Sound of Hard Disk Clicking
You hear clicks coming from your hard disk drive, either in the form of clicks or grinding sounds. This can happen when you start the computer from the beginning or half while working on your project.
2. Possible Causes
An irregular click or chunk usually indicates that your hard drive is physically damaged. If you use a disk that is activated by S.M.A.R.T, you might see a disk failure warning that will occur when you turn on the computer. This problem can be caused by the following:
– Head accident
– Bad sector
– Mechanical Error
– Virtual Memory Paging
A. Crash Head
This is physical damage from the disk plate when the hard disk head scratches the disk surface. Therefore the grinding noise is observed when this happens. First, turn off your computer and don’t try to turn it on. Consult a data recovery company immediately and avoid unpacking the disk to fix your problem yourself. Operating without the correct tools and a clean environment can result in further damage that complicates the recovery process.
b. Bad Sector
Usually the bad sector is physical damage from the disk area range. A clicking sound occurs when the head tries to read from the same disk area several times due to unsuccessful attempts. This can also occur when the head cannot calibrate with a media servo track due to the gradual weakening of the magnetic domain on the platter which causes the drive to be continuously reset. If the disk condition is not too bad, the standard process is to scan the surface of the disk. This helps mark all bad sectors and prevents your system from writing new data on the damaged disk area.
c. Mechanical Error
Sometimes these sounds can be caused by damaged spindles, Read Write heads or loose components. If you can still access data on disk, you are strongly advised to immediately back up all your data. Your disk is almost dead. If your disk stops spinning after a few moments clicking sound, you might want to send the disk to a reputable data recovery company to recover your data.
d. Virtual Memory Paging
When your physical memory is full, the drive can do a lot of virtual memory paging while maintaining system operation. This will result in excessive disk activity. To overcome this problem, you can add physical memory by adding more RAM to your computer or using a secondary hard disk to load the swap file.

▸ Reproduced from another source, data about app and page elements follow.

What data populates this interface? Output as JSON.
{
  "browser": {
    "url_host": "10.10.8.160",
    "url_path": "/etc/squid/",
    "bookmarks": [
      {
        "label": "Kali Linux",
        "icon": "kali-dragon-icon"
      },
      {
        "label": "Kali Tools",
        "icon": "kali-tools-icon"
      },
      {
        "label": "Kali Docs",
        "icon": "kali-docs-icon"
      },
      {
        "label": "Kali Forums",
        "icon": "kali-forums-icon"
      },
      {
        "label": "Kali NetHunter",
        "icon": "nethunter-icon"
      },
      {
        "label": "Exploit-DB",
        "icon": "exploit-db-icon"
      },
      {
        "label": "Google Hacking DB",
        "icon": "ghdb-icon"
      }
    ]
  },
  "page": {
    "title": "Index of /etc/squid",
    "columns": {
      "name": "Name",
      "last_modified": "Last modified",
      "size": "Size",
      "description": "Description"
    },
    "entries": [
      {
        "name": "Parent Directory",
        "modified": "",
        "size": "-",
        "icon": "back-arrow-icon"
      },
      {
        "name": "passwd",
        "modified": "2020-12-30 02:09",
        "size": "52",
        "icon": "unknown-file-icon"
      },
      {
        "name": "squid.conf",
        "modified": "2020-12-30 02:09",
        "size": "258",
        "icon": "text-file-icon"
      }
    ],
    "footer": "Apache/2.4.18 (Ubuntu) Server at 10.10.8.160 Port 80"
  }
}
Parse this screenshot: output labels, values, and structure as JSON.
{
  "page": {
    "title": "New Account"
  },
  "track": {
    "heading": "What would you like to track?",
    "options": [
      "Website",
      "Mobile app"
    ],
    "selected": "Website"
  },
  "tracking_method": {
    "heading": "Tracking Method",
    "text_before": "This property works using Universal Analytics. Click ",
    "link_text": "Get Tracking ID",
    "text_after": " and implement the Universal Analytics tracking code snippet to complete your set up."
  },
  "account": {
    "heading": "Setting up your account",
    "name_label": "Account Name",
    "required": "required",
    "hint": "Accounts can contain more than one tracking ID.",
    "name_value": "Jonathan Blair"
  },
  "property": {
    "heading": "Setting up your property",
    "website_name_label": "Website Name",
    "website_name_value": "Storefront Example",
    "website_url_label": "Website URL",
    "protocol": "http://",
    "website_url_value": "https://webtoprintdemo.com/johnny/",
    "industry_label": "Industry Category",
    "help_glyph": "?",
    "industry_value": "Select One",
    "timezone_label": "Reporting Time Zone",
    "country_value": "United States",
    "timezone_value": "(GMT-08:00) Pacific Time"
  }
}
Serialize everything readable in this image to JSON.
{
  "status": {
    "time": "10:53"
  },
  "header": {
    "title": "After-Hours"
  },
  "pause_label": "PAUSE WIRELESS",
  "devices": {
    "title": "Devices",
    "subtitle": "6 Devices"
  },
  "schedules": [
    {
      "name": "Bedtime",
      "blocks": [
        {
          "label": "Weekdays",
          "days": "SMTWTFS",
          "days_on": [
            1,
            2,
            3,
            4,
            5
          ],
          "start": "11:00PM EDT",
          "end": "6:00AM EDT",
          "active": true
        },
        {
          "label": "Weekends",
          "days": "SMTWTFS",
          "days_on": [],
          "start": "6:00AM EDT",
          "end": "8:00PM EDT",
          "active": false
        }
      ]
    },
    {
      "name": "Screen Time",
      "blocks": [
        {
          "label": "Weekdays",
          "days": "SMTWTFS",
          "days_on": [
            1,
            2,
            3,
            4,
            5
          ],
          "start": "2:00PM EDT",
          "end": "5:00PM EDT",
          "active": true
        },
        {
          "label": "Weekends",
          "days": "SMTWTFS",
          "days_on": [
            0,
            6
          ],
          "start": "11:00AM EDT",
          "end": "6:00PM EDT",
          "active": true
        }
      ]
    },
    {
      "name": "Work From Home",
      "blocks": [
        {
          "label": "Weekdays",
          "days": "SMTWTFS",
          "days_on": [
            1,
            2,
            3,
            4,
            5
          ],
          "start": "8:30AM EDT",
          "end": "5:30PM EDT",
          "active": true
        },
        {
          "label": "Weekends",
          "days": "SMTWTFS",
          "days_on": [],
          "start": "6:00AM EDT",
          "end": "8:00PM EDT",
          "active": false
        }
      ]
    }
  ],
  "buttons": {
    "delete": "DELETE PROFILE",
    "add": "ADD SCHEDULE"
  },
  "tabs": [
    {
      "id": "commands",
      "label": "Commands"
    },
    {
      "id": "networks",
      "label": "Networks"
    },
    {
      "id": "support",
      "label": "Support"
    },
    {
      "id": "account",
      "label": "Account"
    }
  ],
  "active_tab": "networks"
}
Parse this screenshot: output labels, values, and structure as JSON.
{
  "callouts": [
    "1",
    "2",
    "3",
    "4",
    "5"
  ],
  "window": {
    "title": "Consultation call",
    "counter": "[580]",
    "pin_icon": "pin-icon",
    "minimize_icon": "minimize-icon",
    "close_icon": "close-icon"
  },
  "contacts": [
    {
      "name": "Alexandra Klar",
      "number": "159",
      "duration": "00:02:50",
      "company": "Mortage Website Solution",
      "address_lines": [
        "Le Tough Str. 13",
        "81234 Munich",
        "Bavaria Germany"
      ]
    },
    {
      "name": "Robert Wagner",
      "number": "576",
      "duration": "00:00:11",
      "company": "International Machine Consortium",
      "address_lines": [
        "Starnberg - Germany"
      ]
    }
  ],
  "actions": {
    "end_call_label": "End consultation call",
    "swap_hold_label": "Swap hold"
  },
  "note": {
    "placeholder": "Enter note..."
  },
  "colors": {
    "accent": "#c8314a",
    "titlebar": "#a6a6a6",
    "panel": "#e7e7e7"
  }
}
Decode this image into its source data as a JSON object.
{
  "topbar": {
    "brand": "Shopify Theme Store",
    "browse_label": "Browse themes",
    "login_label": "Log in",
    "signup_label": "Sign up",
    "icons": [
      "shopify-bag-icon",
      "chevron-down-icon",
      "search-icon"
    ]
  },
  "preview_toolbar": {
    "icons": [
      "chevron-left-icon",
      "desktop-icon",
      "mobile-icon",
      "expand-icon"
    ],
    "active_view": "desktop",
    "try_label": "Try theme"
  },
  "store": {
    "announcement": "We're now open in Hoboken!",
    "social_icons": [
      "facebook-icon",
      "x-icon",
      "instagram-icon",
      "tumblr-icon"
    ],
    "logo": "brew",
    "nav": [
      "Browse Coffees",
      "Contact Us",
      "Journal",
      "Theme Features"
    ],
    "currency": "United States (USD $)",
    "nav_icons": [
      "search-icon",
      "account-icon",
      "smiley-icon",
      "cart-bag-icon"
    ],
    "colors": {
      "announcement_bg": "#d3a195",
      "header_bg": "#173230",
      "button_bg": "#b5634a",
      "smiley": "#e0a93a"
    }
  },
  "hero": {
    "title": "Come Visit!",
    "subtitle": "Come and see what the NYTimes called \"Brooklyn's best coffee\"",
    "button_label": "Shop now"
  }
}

Hard disk drives sometimes produce whooshing sounds when looking for highly fragmented files. This is caused by spinning disks when the read and write head moves back and forth to access the sectors where data is stored. It is important to distinguish the spinning sound from the clicking sound. This roar can be reduced by periodically defragmenting your hard drive. Defragmentation rearranges data that is spread out on the hard drive to make files and programs run faster. This moves files that are normally accessed to the beginning of the hard disk where data can be loaded at a faster speed.